and Nuclear Medicine, VA Western New York Healthcare System and
University of Buffalo, Buffalo, NY USA. Address correspondence to:
Alan H. Lockwood, MD, Center for PET (115P), VA Western NY Healthcare
System, 3495 Bailey Avenue, Buffalo, NY 14215 USA; e-mail:

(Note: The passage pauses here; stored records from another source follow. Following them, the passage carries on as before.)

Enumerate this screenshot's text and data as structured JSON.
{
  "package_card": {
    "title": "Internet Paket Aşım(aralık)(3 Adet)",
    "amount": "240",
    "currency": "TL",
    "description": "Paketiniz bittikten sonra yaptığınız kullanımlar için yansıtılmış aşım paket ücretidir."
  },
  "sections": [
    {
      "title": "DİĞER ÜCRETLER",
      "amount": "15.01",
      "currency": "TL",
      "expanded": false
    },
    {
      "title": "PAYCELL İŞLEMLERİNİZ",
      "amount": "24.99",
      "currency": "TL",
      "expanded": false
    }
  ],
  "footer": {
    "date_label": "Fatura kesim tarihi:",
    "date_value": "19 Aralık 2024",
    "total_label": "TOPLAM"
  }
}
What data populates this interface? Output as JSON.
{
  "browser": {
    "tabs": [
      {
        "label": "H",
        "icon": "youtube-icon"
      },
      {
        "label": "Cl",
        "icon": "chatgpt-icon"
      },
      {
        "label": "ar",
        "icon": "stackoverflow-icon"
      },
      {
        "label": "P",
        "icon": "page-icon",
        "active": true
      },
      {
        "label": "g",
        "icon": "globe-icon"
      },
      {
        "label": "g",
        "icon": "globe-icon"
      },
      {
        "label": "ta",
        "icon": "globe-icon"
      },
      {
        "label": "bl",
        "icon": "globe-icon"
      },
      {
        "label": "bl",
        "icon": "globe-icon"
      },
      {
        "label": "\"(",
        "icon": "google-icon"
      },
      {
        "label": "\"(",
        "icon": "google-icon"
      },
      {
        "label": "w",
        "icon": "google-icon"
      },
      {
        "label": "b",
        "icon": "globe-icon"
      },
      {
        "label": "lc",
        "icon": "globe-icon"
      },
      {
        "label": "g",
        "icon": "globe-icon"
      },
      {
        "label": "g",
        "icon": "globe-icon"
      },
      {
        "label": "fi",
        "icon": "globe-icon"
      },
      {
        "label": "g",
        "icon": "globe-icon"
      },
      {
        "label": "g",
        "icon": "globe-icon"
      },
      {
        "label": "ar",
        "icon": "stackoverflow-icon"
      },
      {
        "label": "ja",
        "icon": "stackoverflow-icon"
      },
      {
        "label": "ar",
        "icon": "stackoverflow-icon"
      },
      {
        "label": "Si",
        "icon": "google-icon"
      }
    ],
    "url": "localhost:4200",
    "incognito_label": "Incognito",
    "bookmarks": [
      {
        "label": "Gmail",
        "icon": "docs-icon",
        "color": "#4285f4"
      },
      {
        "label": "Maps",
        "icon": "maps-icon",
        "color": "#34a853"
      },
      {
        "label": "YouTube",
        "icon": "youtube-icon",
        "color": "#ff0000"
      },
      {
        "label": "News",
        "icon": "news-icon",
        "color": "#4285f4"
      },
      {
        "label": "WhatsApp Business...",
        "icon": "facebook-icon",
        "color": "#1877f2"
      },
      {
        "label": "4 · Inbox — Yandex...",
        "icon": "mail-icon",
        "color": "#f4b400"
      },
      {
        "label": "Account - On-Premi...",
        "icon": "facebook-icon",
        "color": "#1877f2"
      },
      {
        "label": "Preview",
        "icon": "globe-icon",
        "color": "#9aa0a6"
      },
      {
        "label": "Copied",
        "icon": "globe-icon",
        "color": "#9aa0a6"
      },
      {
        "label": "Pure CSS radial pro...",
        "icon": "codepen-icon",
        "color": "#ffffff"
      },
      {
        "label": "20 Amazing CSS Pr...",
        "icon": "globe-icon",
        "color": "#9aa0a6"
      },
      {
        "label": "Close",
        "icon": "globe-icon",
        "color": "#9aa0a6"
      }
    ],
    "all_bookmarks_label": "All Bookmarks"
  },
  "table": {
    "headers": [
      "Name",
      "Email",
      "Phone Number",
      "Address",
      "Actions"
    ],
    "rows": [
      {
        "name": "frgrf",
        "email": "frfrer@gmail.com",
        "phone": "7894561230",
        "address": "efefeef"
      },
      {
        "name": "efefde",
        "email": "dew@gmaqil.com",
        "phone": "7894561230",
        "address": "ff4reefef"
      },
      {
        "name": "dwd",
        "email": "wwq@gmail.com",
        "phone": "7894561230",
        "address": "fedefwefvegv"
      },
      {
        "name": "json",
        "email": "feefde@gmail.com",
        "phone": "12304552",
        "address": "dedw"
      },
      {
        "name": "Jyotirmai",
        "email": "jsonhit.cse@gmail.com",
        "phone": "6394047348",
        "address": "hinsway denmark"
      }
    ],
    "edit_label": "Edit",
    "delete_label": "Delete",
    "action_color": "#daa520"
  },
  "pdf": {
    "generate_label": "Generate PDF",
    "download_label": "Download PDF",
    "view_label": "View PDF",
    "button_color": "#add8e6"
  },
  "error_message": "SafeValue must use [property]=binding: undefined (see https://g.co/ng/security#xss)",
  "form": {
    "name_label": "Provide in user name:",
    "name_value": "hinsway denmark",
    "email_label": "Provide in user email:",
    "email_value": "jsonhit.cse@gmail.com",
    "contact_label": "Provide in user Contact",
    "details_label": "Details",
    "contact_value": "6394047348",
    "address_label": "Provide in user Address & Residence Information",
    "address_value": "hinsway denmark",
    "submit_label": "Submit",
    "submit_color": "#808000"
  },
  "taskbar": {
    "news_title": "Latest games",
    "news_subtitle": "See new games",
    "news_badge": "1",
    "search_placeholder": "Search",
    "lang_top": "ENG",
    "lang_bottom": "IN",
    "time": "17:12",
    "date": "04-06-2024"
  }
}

Copyright 2000 Medicine & Global Survival, Inc.